== Data for this exercise ==

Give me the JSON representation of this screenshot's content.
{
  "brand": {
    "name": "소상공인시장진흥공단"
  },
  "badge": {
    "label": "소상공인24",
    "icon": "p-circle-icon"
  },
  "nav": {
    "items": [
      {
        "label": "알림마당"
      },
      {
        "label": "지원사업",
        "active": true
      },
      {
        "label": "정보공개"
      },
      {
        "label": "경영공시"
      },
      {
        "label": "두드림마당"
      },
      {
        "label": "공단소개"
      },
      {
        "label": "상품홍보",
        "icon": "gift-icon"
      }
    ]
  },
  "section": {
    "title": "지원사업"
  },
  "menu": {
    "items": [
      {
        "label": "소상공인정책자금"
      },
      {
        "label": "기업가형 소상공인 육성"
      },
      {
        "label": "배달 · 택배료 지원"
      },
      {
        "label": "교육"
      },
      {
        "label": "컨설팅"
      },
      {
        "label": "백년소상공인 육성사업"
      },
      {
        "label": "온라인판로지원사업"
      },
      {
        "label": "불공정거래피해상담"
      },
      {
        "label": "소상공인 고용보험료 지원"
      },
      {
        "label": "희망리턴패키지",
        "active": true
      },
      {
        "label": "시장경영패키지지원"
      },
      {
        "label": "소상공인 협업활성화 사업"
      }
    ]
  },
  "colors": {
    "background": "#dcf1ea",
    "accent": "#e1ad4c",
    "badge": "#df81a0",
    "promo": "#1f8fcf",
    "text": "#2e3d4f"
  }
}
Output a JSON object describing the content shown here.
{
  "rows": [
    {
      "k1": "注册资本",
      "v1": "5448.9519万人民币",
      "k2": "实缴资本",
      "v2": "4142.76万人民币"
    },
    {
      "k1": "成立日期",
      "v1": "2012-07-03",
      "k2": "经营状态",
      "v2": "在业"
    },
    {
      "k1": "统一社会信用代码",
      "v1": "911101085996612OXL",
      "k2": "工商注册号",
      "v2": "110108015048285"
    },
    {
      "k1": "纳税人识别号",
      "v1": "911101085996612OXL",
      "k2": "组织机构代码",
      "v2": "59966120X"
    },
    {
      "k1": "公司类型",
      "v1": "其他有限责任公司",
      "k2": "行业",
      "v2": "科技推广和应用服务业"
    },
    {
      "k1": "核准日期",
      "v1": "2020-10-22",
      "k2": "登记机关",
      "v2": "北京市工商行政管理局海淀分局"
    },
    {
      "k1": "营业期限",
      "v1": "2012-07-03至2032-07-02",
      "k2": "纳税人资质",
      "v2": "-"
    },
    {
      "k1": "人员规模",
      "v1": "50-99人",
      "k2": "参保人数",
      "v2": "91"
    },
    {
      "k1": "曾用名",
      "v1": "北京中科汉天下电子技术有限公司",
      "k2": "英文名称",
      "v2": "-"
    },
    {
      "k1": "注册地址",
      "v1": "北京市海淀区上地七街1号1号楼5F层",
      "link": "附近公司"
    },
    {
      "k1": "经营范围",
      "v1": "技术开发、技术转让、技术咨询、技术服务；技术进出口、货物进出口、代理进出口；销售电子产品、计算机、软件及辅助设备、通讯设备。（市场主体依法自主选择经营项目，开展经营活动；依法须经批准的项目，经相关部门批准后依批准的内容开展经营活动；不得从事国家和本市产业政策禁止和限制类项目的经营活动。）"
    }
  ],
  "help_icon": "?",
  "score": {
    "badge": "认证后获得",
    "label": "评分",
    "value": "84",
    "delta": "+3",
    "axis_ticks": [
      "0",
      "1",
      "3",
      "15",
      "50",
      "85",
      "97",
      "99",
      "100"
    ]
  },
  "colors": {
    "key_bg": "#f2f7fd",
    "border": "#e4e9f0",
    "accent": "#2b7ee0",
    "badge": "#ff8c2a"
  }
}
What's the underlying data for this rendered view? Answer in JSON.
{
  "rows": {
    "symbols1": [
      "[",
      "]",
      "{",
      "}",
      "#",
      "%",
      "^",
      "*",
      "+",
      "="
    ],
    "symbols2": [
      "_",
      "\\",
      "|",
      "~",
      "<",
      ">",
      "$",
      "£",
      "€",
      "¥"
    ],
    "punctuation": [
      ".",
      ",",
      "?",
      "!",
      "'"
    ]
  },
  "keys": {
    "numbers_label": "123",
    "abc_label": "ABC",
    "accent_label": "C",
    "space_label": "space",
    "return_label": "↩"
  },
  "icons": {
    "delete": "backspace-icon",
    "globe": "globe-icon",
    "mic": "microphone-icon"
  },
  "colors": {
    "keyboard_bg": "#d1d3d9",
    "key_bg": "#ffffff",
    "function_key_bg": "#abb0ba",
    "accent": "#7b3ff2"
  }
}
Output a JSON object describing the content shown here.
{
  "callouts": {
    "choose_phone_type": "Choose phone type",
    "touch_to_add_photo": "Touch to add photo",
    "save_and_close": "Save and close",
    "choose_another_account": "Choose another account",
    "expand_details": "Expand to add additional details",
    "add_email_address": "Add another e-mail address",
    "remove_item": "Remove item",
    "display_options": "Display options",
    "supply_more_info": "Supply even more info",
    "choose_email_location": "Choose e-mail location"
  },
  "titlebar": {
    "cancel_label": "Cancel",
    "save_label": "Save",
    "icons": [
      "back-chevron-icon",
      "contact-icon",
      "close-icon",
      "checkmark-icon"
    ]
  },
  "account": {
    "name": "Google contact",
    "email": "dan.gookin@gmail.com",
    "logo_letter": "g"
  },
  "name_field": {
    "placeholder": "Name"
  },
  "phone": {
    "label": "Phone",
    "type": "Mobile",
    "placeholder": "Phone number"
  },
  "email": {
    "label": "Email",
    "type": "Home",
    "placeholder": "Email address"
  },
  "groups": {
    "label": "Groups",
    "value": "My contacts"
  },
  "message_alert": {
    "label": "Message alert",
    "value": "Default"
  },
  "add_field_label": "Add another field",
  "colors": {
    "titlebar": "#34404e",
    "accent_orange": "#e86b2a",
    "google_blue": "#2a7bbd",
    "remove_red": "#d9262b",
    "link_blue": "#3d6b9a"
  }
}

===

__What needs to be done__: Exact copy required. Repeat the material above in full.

__Answer box__:
Give me the JSON representation of this screenshot's content.
{
  "brand": {
    "name": "소상공인시장진흥공단"
  },
  "badge": {
    "label": "소상공인24",
    "icon": "p-circle-icon"
  },
  "nav": {
    "items": [
      {
        "label": "알림마당"
      },
      {
        "label": "지원사업",
        "active": true
      },
      {
        "label": "정보공개"
      },
      {
        "label": "경영공시"
      },
      {
        "label": "두드림마당"
      },
      {
        "label": "공단소개"
      },
      {
        "label": "상품홍보",
        "icon": "gift-icon"
      }
    ]
  },
  "section": {
    "title": "지원사업"
  },
  "menu": {
    "items": [
      {
        "label": "소상공인정책자금"
      },
      {
        "label": "기업가형 소상공인 육성"
      },
      {
        "label": "배달 · 택배료 지원"
      },
      {
        "label": "교육"
      },
      {
        "label": "컨설팅"
      },
      {
        "label": "백년소상공인 육성사업"
      },
      {
        "label": "온라인판로지원사업"
      },
      {
        "label": "불공정거래피해상담"
      },
      {
        "label": "소상공인 고용보험료 지원"
      },
      {
        "label": "희망리턴패키지",
        "active": true
      },
      {
        "label": "시장경영패키지지원"
      },
      {
        "label": "소상공인 협업활성화 사업"
      }
    ]
  },
  "colors": {
    "background": "#dcf1ea",
    "accent": "#e1ad4c",
    "badge": "#df81a0",
    "promo": "#1f8fcf",
    "text": "#2e3d4f"
  }
}
Output a JSON object describing the content shown here.
{
  "rows": [
    {
      "k1": "注册资本",
      "v1": "5448.9519万人民币",
      "k2": "实缴资本",
      "v2": "4142.76万人民币"
    },
    {
      "k1": "成立日期",
      "v1": "2012-07-03",
      "k2": "经营状态",
      "v2": "在业"
    },
    {
      "k1": "统一社会信用代码",
      "v1": "911101085996612OXL",
      "k2": "工商注册号",
      "v2": "110108015048285"
    },
    {
      "k1": "纳税人识别号",
      "v1": "911101085996612OXL",
      "k2": "组织机构代码",
      "v2": "59966120X"
    },
    {
      "k1": "公司类型",
      "v1": "其他有限责任公司",
      "k2": "行业",
      "v2": "科技推广和应用服务业"
    },
    {
      "k1": "核准日期",
      "v1": "2020-10-22",
      "k2": "登记机关",
      "v2": "北京市工商行政管理局海淀分局"
    },
    {
      "k1": "营业期限",
      "v1": "2012-07-03至2032-07-02",
      "k2": "纳税人资质",
      "v2": "-"
    },
    {
      "k1": "人员规模",
      "v1": "50-99人",
      "k2": "参保人数",
      "v2": "91"
    },
    {
      "k1": "曾用名",
      "v1": "北京中科汉天下电子技术有限公司",
      "k2": "英文名称",
      "v2": "-"
    },
    {
      "k1": "注册地址",
      "v1": "北京市海淀区上地七街1号1号楼5F层",
      "link": "附近公司"
    },
    {
      "k1": "经营范围",
      "v1": "技术开发、技术转让、技术咨询、技术服务；技术进出口、货物进出口、代理进出口；销售电子产品、计算机、软件及辅助设备、通讯设备。（市场主体依法自主选择经营项目，开展经营活动；依法须经批准的项目，经相关部门批准后依批准的内容开展经营活动；不得从事国家和本市产业政策禁止和限制类项目的经营活动。）"
    }
  ],
  "help_icon": "?",
  "score": {
    "badge": "认证后获得",
    "label": "评分",
    "value": "84",
    "delta": "+3",
    "axis_ticks": [
      "0",
      "1",
      "3",
      "15",
      "50",
      "85",
      "97",
      "99",
      "100"
    ]
  },
  "colors": {
    "key_bg": "#f2f7fd",
    "border": "#e4e9f0",
    "accent": "#2b7ee0",
    "badge": "#ff8c2a"
  }
}
What's the underlying data for this rendered view? Answer in JSON.
{
  "rows": {
    "symbols1": [
      "[",
      "]",
      "{",
      "}",
      "#",
      "%",
      "^",
      "*",
      "+",
      "="
    ],
    "symbols2": [
      "_",
      "\\",
      "|",
      "~",
      "<",
      ">",
      "$",
      "£",
      "€",
      "¥"
    ],
    "punctuation": [
      ".",
      ",",
      "?",
      "!",
      "'"
    ]
  },
  "keys": {
    "numbers_label": "123",
    "abc_label": "ABC",
    "accent_label": "C",
    "space_label": "space",
    "return_label": "↩"
  },
  "icons": {
    "delete": "backspace-icon",
    "globe": "globe-icon",
    "mic": "microphone-icon"
  },
  "colors": {
    "keyboard_bg": "#d1d3d9",
    "key_bg": "#ffffff",
    "function_key_bg": "#abb0ba",
    "accent": "#7b3ff2"
  }
}
Output a JSON object describing the content shown here.
{
  "callouts": {
    "choose_phone_type": "Choose phone type",
    "touch_to_add_photo": "Touch to add photo",
    "save_and_close": "Save and close",
    "choose_another_account": "Choose another account",
    "expand_details": "Expand to add additional details",
    "add_email_address": "Add another e-mail address",
    "remove_item": "Remove item",
    "display_options": "Display options",
    "supply_more_info": "Supply even more info",
    "choose_email_location": "Choose e-mail location"
  },
  "titlebar": {
    "cancel_label": "Cancel",
    "save_label": "Save",
    "icons": [
      "back-chevron-icon",
      "contact-icon",
      "close-icon",
      "checkmark-icon"
    ]
  },
  "account": {
    "name": "Google contact",
    "email": "dan.gookin@gmail.com",
    "logo_letter": "g"
  },
  "name_field": {
    "placeholder": "Name"
  },
  "phone": {
    "label": "Phone",
    "type": "Mobile",
    "placeholder": "Phone number"
  },
  "email": {
    "label": "Email",
    "type": "Home",
    "placeholder": "Email address"
  },
  "groups": {
    "label": "Groups",
    "value": "My contacts"
  },
  "message_alert": {
    "label": "Message alert",
    "value": "Default"
  },
  "add_field_label": "Add another field",
  "colors": {
    "titlebar": "#34404e",
    "accent_orange": "#e86b2a",
    "google_blue": "#2a7bbd",
    "remove_red": "#d9262b",
    "link_blue": "#3d6b9a"
  }
}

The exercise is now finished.